* WORK ITEM
Please copy every line from the records below that contains the string "this".

* Recorded data
= Beginning of Section =
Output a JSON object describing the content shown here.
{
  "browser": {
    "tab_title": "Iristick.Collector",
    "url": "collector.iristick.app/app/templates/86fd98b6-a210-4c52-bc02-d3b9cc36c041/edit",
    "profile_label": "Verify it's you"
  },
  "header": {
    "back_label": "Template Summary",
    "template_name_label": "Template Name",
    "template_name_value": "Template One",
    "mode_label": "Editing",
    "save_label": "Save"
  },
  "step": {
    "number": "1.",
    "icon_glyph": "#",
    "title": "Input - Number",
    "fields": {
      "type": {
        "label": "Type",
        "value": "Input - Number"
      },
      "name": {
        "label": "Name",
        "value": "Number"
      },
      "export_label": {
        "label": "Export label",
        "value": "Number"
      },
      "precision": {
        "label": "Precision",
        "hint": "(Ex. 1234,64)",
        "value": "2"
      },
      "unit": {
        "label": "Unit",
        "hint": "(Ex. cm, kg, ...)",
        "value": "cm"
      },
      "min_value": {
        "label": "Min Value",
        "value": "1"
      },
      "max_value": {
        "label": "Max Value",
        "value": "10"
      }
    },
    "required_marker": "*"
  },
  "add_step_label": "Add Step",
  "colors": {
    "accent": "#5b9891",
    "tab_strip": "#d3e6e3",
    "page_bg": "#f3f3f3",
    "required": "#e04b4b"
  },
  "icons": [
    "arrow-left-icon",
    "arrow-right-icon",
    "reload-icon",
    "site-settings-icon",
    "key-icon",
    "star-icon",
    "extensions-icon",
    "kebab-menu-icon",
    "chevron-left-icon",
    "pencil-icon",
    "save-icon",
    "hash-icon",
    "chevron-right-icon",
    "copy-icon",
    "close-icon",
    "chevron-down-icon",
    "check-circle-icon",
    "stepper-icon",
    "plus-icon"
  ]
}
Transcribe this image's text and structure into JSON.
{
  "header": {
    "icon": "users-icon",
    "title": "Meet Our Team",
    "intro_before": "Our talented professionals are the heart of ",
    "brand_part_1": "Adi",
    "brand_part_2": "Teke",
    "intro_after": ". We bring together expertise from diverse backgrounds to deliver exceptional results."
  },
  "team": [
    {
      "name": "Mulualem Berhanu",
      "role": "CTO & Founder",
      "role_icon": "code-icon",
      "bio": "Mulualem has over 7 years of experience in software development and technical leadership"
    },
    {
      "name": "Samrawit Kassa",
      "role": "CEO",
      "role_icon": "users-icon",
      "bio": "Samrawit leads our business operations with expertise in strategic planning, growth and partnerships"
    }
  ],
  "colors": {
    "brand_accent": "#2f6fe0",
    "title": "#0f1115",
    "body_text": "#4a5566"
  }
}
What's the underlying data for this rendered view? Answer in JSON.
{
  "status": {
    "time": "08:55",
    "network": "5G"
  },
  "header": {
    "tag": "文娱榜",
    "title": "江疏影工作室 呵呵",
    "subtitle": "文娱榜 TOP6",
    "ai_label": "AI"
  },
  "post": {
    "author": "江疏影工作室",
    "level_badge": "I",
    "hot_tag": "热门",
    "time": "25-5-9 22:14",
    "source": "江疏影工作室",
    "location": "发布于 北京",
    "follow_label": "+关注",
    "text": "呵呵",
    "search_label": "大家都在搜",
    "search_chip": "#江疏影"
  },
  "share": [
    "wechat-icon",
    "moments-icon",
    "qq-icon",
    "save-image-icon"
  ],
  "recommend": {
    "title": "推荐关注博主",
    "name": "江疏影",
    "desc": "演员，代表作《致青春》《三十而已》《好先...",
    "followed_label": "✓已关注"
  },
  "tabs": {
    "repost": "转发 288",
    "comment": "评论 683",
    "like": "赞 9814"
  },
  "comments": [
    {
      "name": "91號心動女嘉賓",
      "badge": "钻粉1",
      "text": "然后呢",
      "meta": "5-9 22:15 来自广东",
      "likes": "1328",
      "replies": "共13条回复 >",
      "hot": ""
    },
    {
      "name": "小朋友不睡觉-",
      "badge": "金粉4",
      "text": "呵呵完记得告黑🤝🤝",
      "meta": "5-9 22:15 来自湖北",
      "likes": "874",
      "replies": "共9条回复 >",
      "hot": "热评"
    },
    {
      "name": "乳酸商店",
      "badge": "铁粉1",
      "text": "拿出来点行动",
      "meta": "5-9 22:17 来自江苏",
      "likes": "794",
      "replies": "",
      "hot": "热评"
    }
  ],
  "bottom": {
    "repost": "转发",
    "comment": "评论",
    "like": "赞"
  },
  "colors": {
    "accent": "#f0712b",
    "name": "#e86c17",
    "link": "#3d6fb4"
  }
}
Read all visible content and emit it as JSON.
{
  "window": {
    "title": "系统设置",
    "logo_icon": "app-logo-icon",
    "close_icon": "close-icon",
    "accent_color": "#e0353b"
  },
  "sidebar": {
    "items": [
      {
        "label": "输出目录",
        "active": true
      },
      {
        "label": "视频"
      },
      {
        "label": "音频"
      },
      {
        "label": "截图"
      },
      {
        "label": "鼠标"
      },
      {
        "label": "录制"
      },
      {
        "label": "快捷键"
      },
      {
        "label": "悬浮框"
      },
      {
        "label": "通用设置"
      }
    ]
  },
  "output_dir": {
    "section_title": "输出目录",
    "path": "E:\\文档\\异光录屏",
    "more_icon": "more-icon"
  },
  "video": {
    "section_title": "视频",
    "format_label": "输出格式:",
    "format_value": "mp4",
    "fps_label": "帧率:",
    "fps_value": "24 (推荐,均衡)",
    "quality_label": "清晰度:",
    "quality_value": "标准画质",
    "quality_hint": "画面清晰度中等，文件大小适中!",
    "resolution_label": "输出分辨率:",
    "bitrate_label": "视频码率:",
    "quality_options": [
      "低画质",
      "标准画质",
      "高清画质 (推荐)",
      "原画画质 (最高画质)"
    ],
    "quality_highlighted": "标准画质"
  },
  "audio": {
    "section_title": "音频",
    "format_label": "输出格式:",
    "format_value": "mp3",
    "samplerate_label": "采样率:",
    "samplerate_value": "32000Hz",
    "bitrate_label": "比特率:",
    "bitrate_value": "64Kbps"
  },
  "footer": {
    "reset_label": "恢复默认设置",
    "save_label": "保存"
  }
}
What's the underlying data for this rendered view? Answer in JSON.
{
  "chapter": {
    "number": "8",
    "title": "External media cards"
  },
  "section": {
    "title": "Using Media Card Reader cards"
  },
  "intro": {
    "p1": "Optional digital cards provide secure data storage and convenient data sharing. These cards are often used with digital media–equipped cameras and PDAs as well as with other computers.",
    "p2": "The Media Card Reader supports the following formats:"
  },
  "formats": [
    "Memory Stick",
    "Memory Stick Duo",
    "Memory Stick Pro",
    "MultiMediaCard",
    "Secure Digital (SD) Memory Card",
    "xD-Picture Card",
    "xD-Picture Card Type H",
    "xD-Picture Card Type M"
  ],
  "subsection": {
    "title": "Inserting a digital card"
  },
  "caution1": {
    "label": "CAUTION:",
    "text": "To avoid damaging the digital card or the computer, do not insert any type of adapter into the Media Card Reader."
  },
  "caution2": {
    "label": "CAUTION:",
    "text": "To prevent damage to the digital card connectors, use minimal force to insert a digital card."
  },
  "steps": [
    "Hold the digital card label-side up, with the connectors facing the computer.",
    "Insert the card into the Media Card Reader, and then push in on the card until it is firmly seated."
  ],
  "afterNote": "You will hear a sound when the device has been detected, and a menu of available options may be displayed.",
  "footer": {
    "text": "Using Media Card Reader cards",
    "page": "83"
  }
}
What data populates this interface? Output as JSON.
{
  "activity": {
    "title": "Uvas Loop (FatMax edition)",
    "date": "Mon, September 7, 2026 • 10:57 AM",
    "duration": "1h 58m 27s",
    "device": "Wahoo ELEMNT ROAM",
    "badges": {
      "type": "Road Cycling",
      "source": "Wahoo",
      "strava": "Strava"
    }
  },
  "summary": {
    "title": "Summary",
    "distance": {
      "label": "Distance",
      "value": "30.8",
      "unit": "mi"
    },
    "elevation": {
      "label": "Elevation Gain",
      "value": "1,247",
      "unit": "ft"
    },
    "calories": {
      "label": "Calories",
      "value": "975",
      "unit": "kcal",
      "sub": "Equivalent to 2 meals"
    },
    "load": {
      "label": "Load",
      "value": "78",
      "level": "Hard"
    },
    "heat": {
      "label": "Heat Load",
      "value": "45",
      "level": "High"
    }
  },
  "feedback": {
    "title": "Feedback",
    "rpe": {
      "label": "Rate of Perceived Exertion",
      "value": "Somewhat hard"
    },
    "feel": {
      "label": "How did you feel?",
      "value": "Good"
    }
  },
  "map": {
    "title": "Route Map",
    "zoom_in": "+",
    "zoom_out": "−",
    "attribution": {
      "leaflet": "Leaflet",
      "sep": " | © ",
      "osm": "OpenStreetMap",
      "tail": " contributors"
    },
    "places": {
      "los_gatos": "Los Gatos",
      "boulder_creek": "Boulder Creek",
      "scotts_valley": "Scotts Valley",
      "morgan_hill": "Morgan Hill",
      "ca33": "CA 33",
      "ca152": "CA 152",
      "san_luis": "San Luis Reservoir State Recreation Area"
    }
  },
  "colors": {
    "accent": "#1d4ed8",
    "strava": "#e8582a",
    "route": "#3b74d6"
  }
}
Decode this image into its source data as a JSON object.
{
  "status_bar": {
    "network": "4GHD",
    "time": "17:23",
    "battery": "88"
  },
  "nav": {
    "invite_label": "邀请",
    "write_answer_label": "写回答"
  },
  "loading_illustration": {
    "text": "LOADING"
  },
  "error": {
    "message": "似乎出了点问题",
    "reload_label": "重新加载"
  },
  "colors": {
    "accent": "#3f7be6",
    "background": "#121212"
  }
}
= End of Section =
* SOLVED PROBLEM
Transcribe this image's text and structure into JSON.
What's the underlying data for this rendered view? Answer in JSON.
What's the underlying data for this rendered view? Answer in JSON.
What data populates this interface? Output as JSON.
Decode this image into its source data as a JSON object.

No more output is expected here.